%%
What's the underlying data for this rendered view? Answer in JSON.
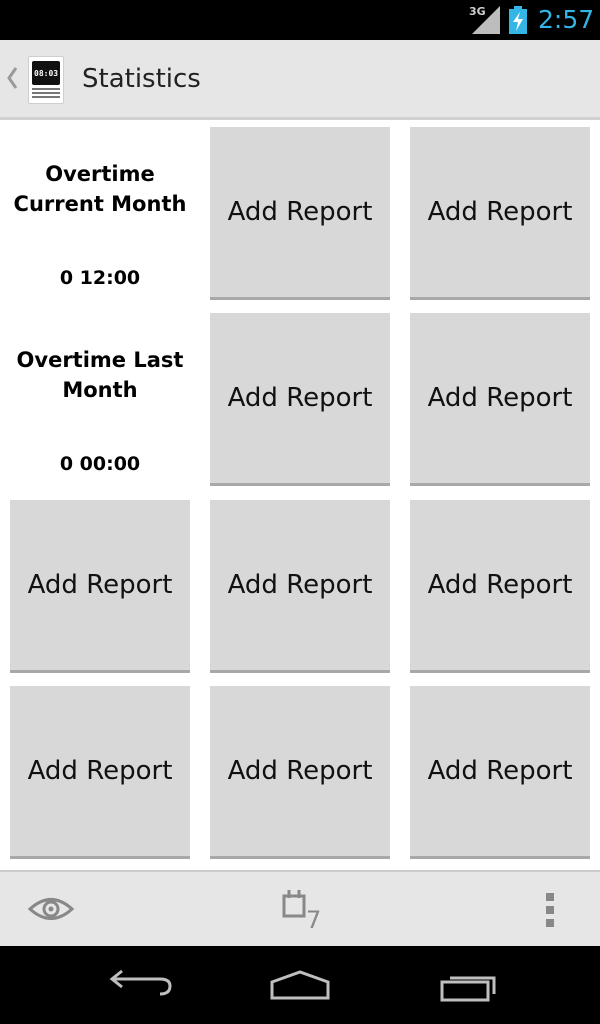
{
  "status_bar": {
    "network": "3G",
    "time": "2:57",
    "clock_color": "#33b5e5"
  },
  "action_bar": {
    "title": "Statistics",
    "app_icon": {
      "date": "2011-09-01",
      "time": "08:03"
    }
  },
  "stats": [
    {
      "title": "Overtime Current Month",
      "value": "0 12:00"
    },
    {
      "title": "Overtime Last Month",
      "value": "0 00:00"
    }
  ],
  "report_buttons": {
    "label": "Add Report"
  },
  "bottom_bar": {
    "left_icon": "eye-icon",
    "center_icon": "calendar-icon",
    "center_badge": "7",
    "right_icon": "overflow-menu-icon"
  },
  "nav_bar": {
    "icons": [
      "back-icon",
      "home-icon",
      "recent-apps-icon"
    ]
  }
}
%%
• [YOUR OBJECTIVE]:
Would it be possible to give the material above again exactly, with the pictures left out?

• [REPLY]:
What's the underlying data for this rendered view? Answer in JSON.
{
  "status_bar": {
    "network": "3G",
    "time": "2:57",
    "clock_color": "#33b5e5"
  },
  "action_bar": {
    "title": "Statistics",
    "app_icon": {
      "date": "2011-09-01",
      "time": "08:03"
    }
  },
  "stats": [
    {
      "title": "Overtime Current Month",
      "value": "0 12:00"
    },
    {
      "title": "Overtime Last Month",
      "value": "0 00:00"
    }
  ],
  "report_buttons": {
    "label": "Add Report"
  },
  "bottom_bar": {
    "left_icon": "eye-icon",
    "center_icon": "calendar-icon",
    "center_badge": "7",
    "right_icon": "overflow-menu-icon"
  },
  "nav_bar": {
    "icons": [
      "back-icon",
      "home-icon",
      "recent-apps-icon"
    ]
  }
}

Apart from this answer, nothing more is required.